YARĪM , town in the central mountains of *Yemen, about 60 miles (100 km.) south of *San'a on the way to Ta'izz, built on a 2,400 m high plateau and dominated by the massif of nearby Mount Sumarrah, which rises to about 3,000 m. Yarīm is rich in historical sites, including Ḥimyari. In antiquity, the Yarīm area was the core of the state of Ḥimyar, which ruled over much of southern *Arabia from about 115 b.c.e. to 575 c.e. The Ḥimyari capital was Ẓafar, about 10 miles (15 km.) south of Yarīm. In the geonic period there existed in Yarīm an important community which contributed to the Babylonian academies. One of the last geonim complained to two inhabitants of Yarīm that their townspeople had stopped sending contributions to the academy and demanded that what was legally owing to the academies be sent to him.

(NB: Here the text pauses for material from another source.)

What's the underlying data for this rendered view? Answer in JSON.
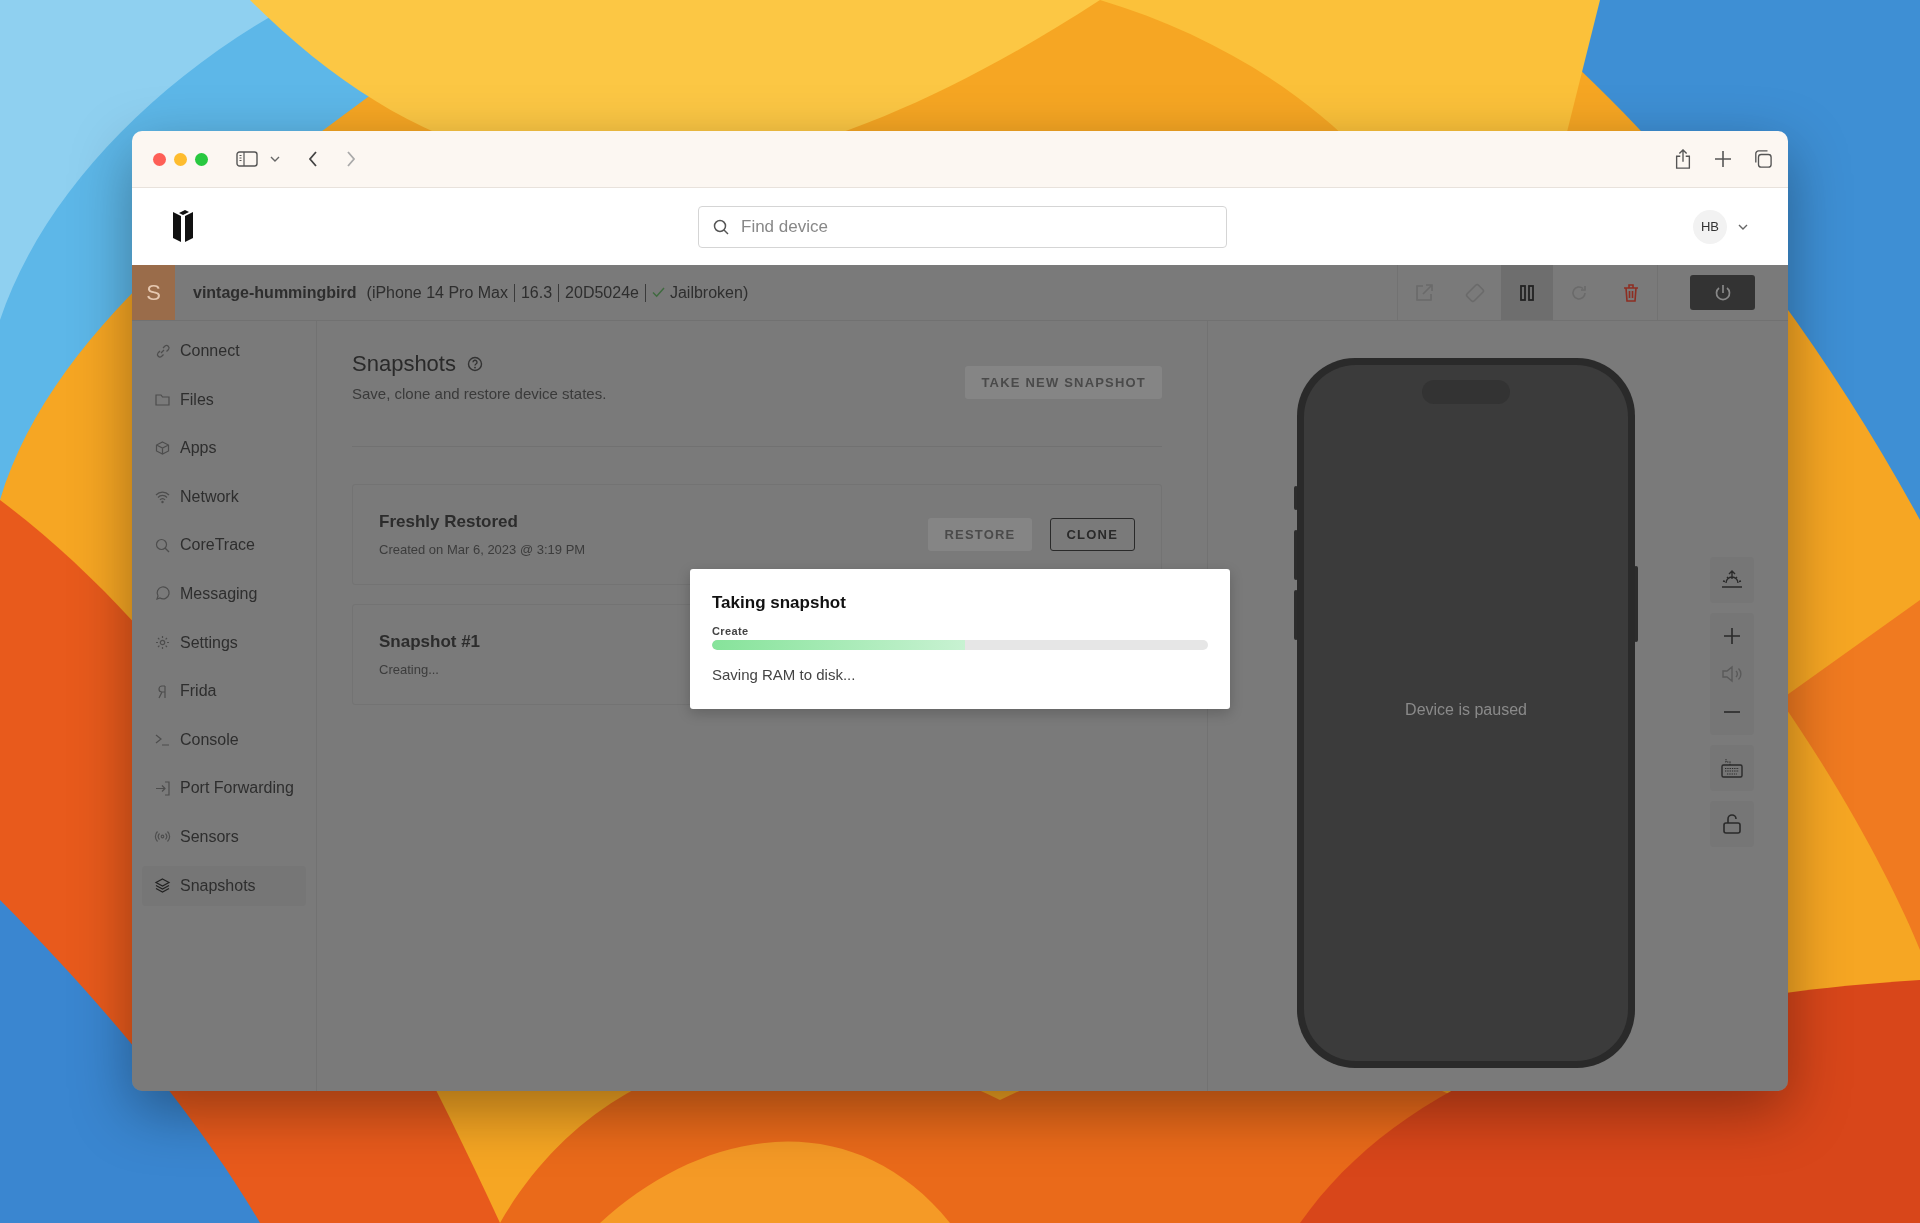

There is no further record of Jews in Yarīm until the 18th century, when the traveler *Niebuhr makes a parenthetical reference to them. He writes that when, in 1763, the grave of one of his fellow travelers, who had been buried in Yarīm, was desecrated, the Jews were forced to see to his reburial, since they had to perform all lowly tasks. During the last generation before the emigration to Israel, the 100-family Jewish community dwelt in a separate neighborhood, with four synagogues. Their leader was R. Ḥayyim Qāfiḥ, whose father Mussa Qāfiḥ functioned as the regional governor under the Ottoman Turks, entitled to judge Jews as well as Muslims. Some of the Jews were wholesale traders, but most of them were craftsmen: weavers, ironsmiths, cobblers, potters, and carpenters.
D. Goitein, in: Tarbiz, 31 (1961/62), 361; C. Niebuhr, Travels through Arabia…, 1 (17992), index; Y. Tobi, "The Jewish Community in Yemen," in Y. Tobi, Moreshet Yehudei Teiman (1977), 101–2.
[Yosef Tobi (2nd ed.)]